Active orchards and groves make up a great deal of Escondido, which once had agriculture as its primary industry. The olive, walnut, avocado, and citrus trees typical of a Mediterranean climate still abound in certain sections of the city. Land tends to be flatter here than in some of the other North County Inland communities, and five golf courses take advantage of this topography. Rejuvenation efforts in the downtown area have been ongoing and successful. Travel to downtown San Diego is a simple matter of taking I-15 south, but depending on traffic may take a great deal of time, up to an hour or more. State Route 78 is the main horizontal vein, crossing through neighboring San Marcos and connecting to the coastline in Carlsbad.

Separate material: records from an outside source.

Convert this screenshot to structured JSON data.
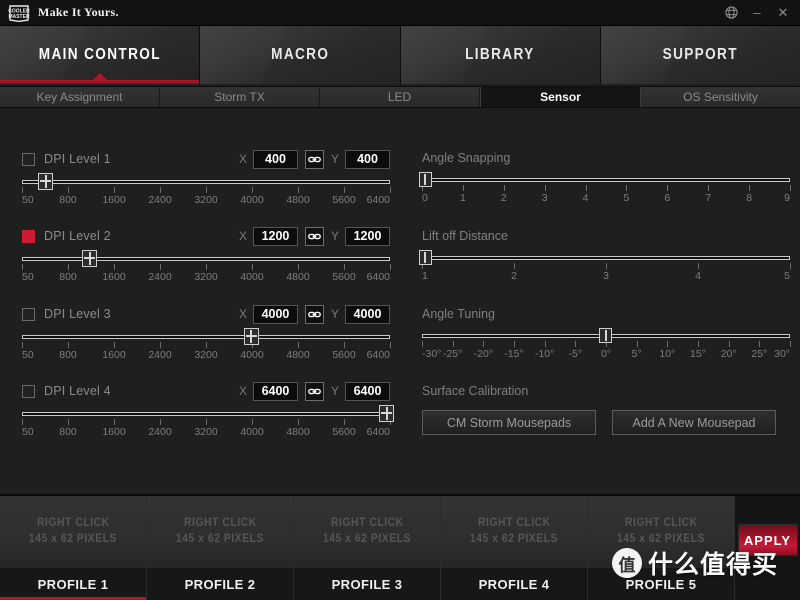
{
  "titlebar": {
    "logo_top": "COOLER",
    "logo_bottom": "MASTER",
    "tagline": "Make It Yours.",
    "globe_icon": "globe-icon",
    "minimize_icon": "minimize-icon",
    "close_icon": "close-icon"
  },
  "main_tabs": [
    {
      "label": "MAIN CONTROL",
      "active": true
    },
    {
      "label": "MACRO",
      "active": false
    },
    {
      "label": "LIBRARY",
      "active": false
    },
    {
      "label": "SUPPORT",
      "active": false
    }
  ],
  "sub_tabs": [
    {
      "label": "Key Assignment",
      "active": false
    },
    {
      "label": "Storm TX",
      "active": false
    },
    {
      "label": "LED",
      "active": false
    },
    {
      "label": "Sensor",
      "active": true
    },
    {
      "label": "OS Sensitivity",
      "active": false
    }
  ],
  "accent_color": "#b2152c",
  "dpi_levels": [
    {
      "label": "DPI Level 1",
      "checked": false,
      "x_label": "X",
      "y_label": "Y",
      "x_value": "400",
      "y_value": "400",
      "link_icon": "link-icon",
      "pct": 6.3
    },
    {
      "label": "DPI Level 2",
      "checked": true,
      "x_label": "X",
      "y_label": "Y",
      "x_value": "1200",
      "y_value": "1200",
      "link_icon": "link-icon",
      "pct": 18.3
    },
    {
      "label": "DPI Level 3",
      "checked": false,
      "x_label": "X",
      "y_label": "Y",
      "x_value": "4000",
      "y_value": "4000",
      "link_icon": "link-icon",
      "pct": 62.2
    },
    {
      "label": "DPI Level 4",
      "checked": false,
      "x_label": "X",
      "y_label": "Y",
      "x_value": "6400",
      "y_value": "6400",
      "link_icon": "link-icon",
      "pct": 99.0
    }
  ],
  "dpi_scale_labels": [
    "50",
    "800",
    "1600",
    "2400",
    "3200",
    "4000",
    "4800",
    "5600",
    "6400"
  ],
  "right_sliders": [
    {
      "title": "Angle Snapping",
      "labels": [
        "0",
        "1",
        "2",
        "3",
        "4",
        "5",
        "6",
        "7",
        "8",
        "9"
      ],
      "value_pct": 1.0
    },
    {
      "title": "Lift off Distance",
      "labels": [
        "1",
        "2",
        "3",
        "4",
        "5"
      ],
      "value_pct": 1.0
    },
    {
      "title": "Angle Tuning",
      "labels": [
        "-30°",
        "-25°",
        "-20°",
        "-15°",
        "-10°",
        "-5°",
        "0°",
        "5°",
        "10°",
        "15°",
        "20°",
        "25°",
        "30°"
      ],
      "value_pct": 50.0
    }
  ],
  "surface_calibration": {
    "title": "Surface Calibration",
    "button_a": "CM Storm Mousepads",
    "button_b": "Add A New Mousepad"
  },
  "profiles": [
    {
      "hint_line1": "RIGHT CLICK",
      "hint_line2": "145 x 62 PIXELS",
      "name": "PROFILE 1",
      "active": true
    },
    {
      "hint_line1": "RIGHT CLICK",
      "hint_line2": "145 x 62 PIXELS",
      "name": "PROFILE 2",
      "active": false
    },
    {
      "hint_line1": "RIGHT CLICK",
      "hint_line2": "145 x 62 PIXELS",
      "name": "PROFILE 3",
      "active": false
    },
    {
      "hint_line1": "RIGHT CLICK",
      "hint_line2": "145 x 62 PIXELS",
      "name": "PROFILE 4",
      "active": false
    },
    {
      "hint_line1": "RIGHT CLICK",
      "hint_line2": "145 x 62 PIXELS",
      "name": "PROFILE 5",
      "active": false
    }
  ],
  "apply_button": "APPLY",
  "watermark": {
    "badge": "值",
    "text": "什么值得买"
  }
}
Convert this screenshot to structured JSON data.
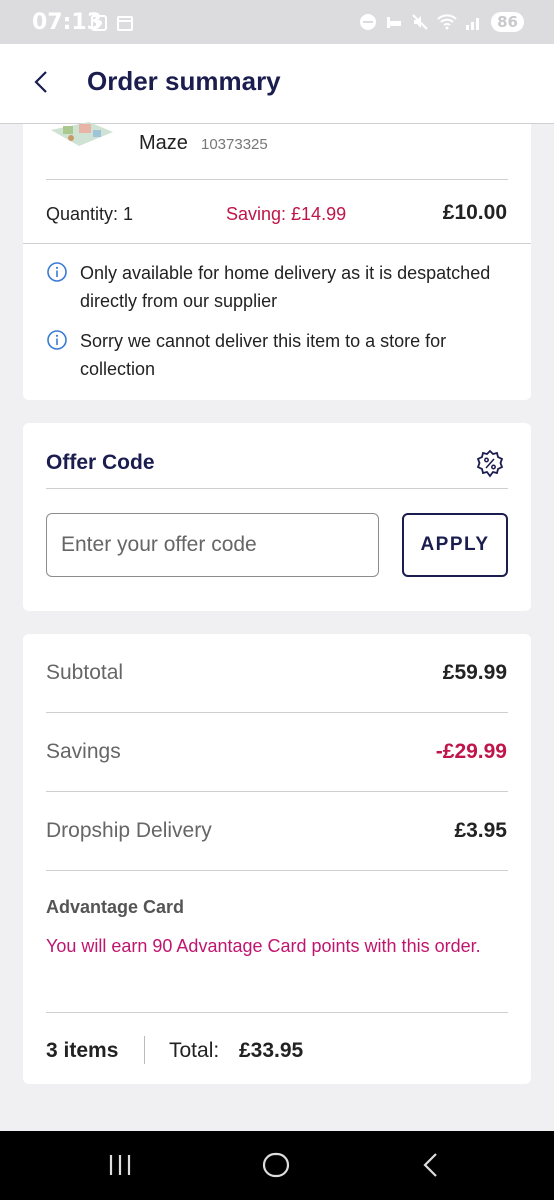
{
  "status_bar": {
    "time": "07:13",
    "battery": "86",
    "icons": [
      "screenshot-icon",
      "calendar-icon",
      "dnd-icon",
      "sleep-icon",
      "mute-icon",
      "wifi-icon",
      "signal-icon"
    ]
  },
  "header": {
    "title": "Order summary",
    "back_icon": "chevron-left-icon"
  },
  "product": {
    "name": "Maze",
    "sku": "10373325",
    "quantity": "Quantity: 1",
    "saving": "Saving: £14.99",
    "price": "£10.00",
    "notes": [
      "Only available for home delivery as it is despatched directly from our supplier",
      "Sorry we cannot deliver this item to a store for collection"
    ]
  },
  "offer": {
    "title": "Offer Code",
    "placeholder": "Enter your offer code",
    "value": "",
    "apply_label": "APPLY"
  },
  "summary": {
    "subtotal_label": "Subtotal",
    "subtotal_value": "£59.99",
    "savings_label": "Savings",
    "savings_value": "-£29.99",
    "delivery_label": "Dropship Delivery",
    "delivery_value": "£3.95",
    "advantage_label": "Advantage Card",
    "advantage_text": "You will earn 90 Advantage Card points with this order.",
    "items_count": "3 items",
    "total_label": "Total:",
    "total_value": "£33.95"
  },
  "colors": {
    "navy": "#1b1d4f",
    "saving_red": "#c0154a",
    "advantage_pink": "#c0156e",
    "info_blue": "#3a7bd5"
  }
}
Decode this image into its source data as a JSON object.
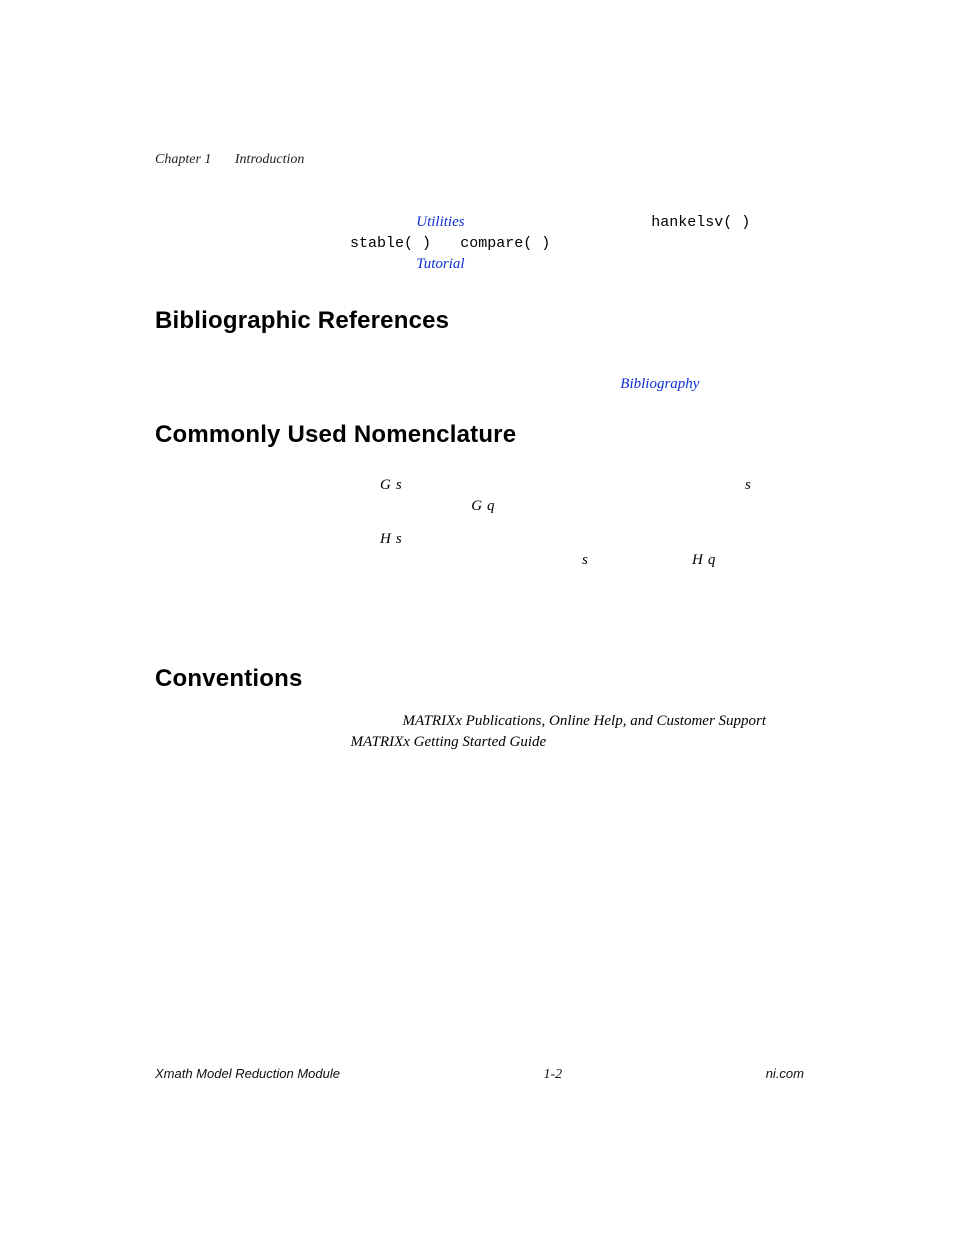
{
  "header": {
    "chapter": "Chapter 1",
    "title": "Introduction"
  },
  "para1": {
    "utilities_link": "Utilities",
    "hankelsv": "hankelsv( )",
    "stable": "stable( )",
    "compare": "compare( )",
    "tutorial_link": "Tutorial"
  },
  "section_bibrefs": "Bibliographic References",
  "bib": {
    "bibliography_link": "Bibliography"
  },
  "section_nomen": "Commonly Used Nomenclature",
  "nom": {
    "item1": {
      "G": "G",
      "s1": "s",
      "s2": "s",
      "Gq_G": "G",
      "Gq_q": "q"
    },
    "item2": {
      "H": "H",
      "s1": "s",
      "s2": "s",
      "Hq_H": "H",
      "Hq_q": "q"
    }
  },
  "section_conv": "Conventions",
  "conv": {
    "pubs_italic": "MATRIXx Publications, Online Help, and Customer Support",
    "guide_italic": "MATRIXx Getting Started Guide"
  },
  "footer": {
    "left": "Xmath Model Reduction Module",
    "center": "1-2",
    "right": "ni.com"
  }
}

Parks are plentiful in the Escondido area; Daley Ranch and the Elfin Forest Recreational Reserve provide lakes and plenty of space for outdoor activities. The city covers a total of about 37 square miles. The winter is considered a wet season, receiving most of its precipitation then but rarely in the form of snow.

Escondido (“Hidden”) has a colorful history, beginning with its inhabitation by Native Americans and subsequent takeover by Spain. This is a well-populated, middle-class city, one of the oldest in San Diego County. Escondido is generally conservative and family-oriented. All the amenities of any city are available to residents: shopping, an arts community, restaurants, and so on.